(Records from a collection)

+++

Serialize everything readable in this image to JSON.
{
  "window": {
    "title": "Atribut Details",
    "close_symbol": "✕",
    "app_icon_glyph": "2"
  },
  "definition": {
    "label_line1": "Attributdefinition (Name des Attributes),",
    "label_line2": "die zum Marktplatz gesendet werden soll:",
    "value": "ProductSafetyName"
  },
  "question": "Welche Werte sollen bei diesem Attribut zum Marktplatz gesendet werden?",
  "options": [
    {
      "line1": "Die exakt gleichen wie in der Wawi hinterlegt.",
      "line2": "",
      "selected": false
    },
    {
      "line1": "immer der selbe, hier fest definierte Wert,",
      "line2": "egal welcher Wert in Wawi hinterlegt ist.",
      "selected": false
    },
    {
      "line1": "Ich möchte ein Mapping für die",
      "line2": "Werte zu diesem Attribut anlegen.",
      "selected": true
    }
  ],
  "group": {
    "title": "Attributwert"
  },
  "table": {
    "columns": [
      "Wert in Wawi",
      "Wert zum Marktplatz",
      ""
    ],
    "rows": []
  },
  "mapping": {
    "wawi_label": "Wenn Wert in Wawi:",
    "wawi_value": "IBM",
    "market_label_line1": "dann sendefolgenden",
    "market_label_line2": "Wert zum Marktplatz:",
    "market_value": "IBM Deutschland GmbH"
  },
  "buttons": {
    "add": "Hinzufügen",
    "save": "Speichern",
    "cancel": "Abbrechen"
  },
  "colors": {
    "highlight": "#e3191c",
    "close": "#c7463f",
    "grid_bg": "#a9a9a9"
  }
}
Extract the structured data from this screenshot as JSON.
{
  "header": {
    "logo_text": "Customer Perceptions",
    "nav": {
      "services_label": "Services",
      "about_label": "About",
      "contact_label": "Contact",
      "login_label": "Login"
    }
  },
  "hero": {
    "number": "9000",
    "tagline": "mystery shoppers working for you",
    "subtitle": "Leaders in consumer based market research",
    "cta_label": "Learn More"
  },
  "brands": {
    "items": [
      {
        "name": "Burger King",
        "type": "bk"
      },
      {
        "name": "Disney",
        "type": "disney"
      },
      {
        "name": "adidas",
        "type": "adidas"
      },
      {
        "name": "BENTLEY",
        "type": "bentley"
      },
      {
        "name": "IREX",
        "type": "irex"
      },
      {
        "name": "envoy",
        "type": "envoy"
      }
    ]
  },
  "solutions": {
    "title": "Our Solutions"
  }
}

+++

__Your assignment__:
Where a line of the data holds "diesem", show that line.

__Output of the exercise__:
  "question": "Welche Werte sollen bei diesem Attribut zum Marktplatz gesendet werden?",
      "line2": "Werte zu diesem Attribut anlegen.",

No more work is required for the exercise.